Today in most countries in CE Europe we can often witness people being nostalgic over the old “good days” of totalitarian regimes which allegedly provided for safety and security. Newly formed political parties often respond to these feelings by downplaying the problems of the old regimes and criticizing harshly social changes of the last 25 years. How should we keep a sound view on these problems? How and what to teach our children so they could have a true understanding of what has really transpired?
I do not think there is a genuine movement for restoration in the space between Russia and Germany. I think there are protest movements that say what they think would frighten the “establishment” and Brussels. There are two reasons for it.

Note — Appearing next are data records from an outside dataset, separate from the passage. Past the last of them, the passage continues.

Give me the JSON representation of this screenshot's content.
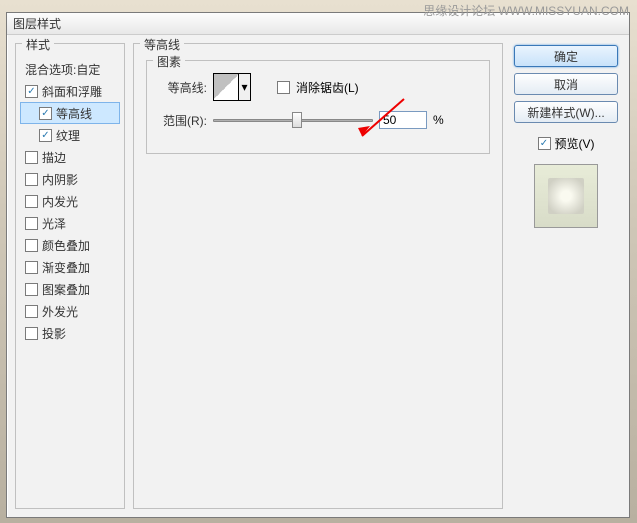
{
  "watermark": {
    "line1": "思缘设计论坛",
    "line2": "WWW.MISSYUAN.COM"
  },
  "dialog": {
    "title": "图层样式"
  },
  "left": {
    "heading": "样式",
    "blending": "混合选项:自定",
    "items": [
      {
        "label": "斜面和浮雕",
        "checked": true,
        "selected": false,
        "indent": false
      },
      {
        "label": "等高线",
        "checked": true,
        "selected": true,
        "indent": true
      },
      {
        "label": "纹理",
        "checked": true,
        "selected": false,
        "indent": true
      },
      {
        "label": "描边",
        "checked": false,
        "selected": false,
        "indent": false
      },
      {
        "label": "内阴影",
        "checked": false,
        "selected": false,
        "indent": false
      },
      {
        "label": "内发光",
        "checked": false,
        "selected": false,
        "indent": false
      },
      {
        "label": "光泽",
        "checked": false,
        "selected": false,
        "indent": false
      },
      {
        "label": "颜色叠加",
        "checked": false,
        "selected": false,
        "indent": false
      },
      {
        "label": "渐变叠加",
        "checked": false,
        "selected": false,
        "indent": false
      },
      {
        "label": "图案叠加",
        "checked": false,
        "selected": false,
        "indent": false
      },
      {
        "label": "外发光",
        "checked": false,
        "selected": false,
        "indent": false
      },
      {
        "label": "投影",
        "checked": false,
        "selected": false,
        "indent": false
      }
    ]
  },
  "mid": {
    "heading": "等高线",
    "inner_heading": "图素",
    "contour_label": "等高线:",
    "antialias_label": "消除锯齿(L)",
    "antialias_checked": false,
    "range_label": "范围(R):",
    "range_value": "50",
    "range_unit": "%"
  },
  "right": {
    "ok": "确定",
    "cancel": "取消",
    "newstyle": "新建样式(W)...",
    "preview_label": "预览(V)",
    "preview_checked": true
  }
}
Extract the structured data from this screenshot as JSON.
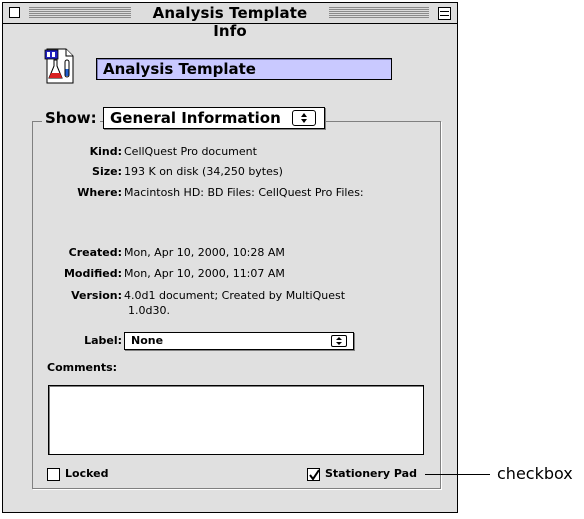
{
  "window": {
    "title": "Analysis Template Info",
    "file_name": "Analysis Template",
    "icon": "cellquest-document-flask-icon"
  },
  "show": {
    "label": "Show:",
    "selected": "General Information"
  },
  "info": {
    "kind": {
      "label": "Kind:",
      "value": "CellQuest Pro document"
    },
    "size": {
      "label": "Size:",
      "value": "193 K on disk (34,250 bytes)"
    },
    "where": {
      "label": "Where:",
      "value": "Macintosh HD: BD Files: CellQuest Pro Files:"
    },
    "created": {
      "label": "Created:",
      "value": "Mon, Apr 10, 2000, 10:28 AM"
    },
    "modified": {
      "label": "Modified:",
      "value": "Mon, Apr 10, 2000, 11:07 AM"
    },
    "version": {
      "label": "Version:",
      "value_line1": "4.0d1 document; Created by MultiQuest",
      "value_line2": "1.0d30."
    }
  },
  "label_popup": {
    "label": "Label:",
    "selected": "None"
  },
  "comments": {
    "label": "Comments:",
    "value": ""
  },
  "locked": {
    "label": "Locked",
    "checked": false
  },
  "stationery_pad": {
    "label": "Stationery Pad",
    "checked": true
  },
  "annotation": {
    "text": "checkbox"
  },
  "colors": {
    "window_bg": "#e0e0e0",
    "name_field_bg": "#c9c9ff"
  }
}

One is global. The economic mess that has started almost ten years ago is still with us. This leads to the rise of populist movements and politicians everywhere, including the United States and Western Europe. Populist movements usually advocate contradictory goals, less taxes and more public services, less immigration by tax paying foreigners and higher pensions, more taxes on foreign companies and higher investment in the economy and so on. They also may advocate more freedom and return to a strong state. In post-Communist Europe populism is particularly acute because the people were not ready for 2008. When they went through painful economic changed in the nineties, there was a clear narrative: The Communists ruined the economy, there will be painful reforms, but then we will live like Austrians and Germans. This allowed the governments to institute reforms and for the people to be patient. But the crisis of 2008 does not have a clear culprit. Some anonymous bankers made bad decisions half a world away, so why should Poles and Czechs suffer?!
Second, this came after a couple of decades of pretty high levels of corruption on all levels of government and by politicians of all stripes. This creates a temptation for voting for non-politicians, dictators and businessmen, under the particularly East European illusion that a strong state can solve problems that a liberal state cannot and that very rich people are above stealing to become richer. Then, lack of experience with politics leads people, again, not just in post-Communist Europe, to believe contradictory promises, to support policies that are internally incoherent. I believe this will be a passing fashion and that soon the global economy will recover, Russia will not have the money anymore to subsidize European populism, and liberal democracy will return in triumph.
We really do not need to rerun the 1930s in European history. Part of the problem may be that after 1989 everybody wanted to either forget history or did not know how to study and teach it. If we do not learn from history, especially totalitarianism, we may repeat it. Karl Marx wrote that when history repeats itself twice, it is first as a tragedy and then as a comedy (he meant Napoleon the First and the Third respectively). He may still be right about totalitarianism, but then the joke will be on us.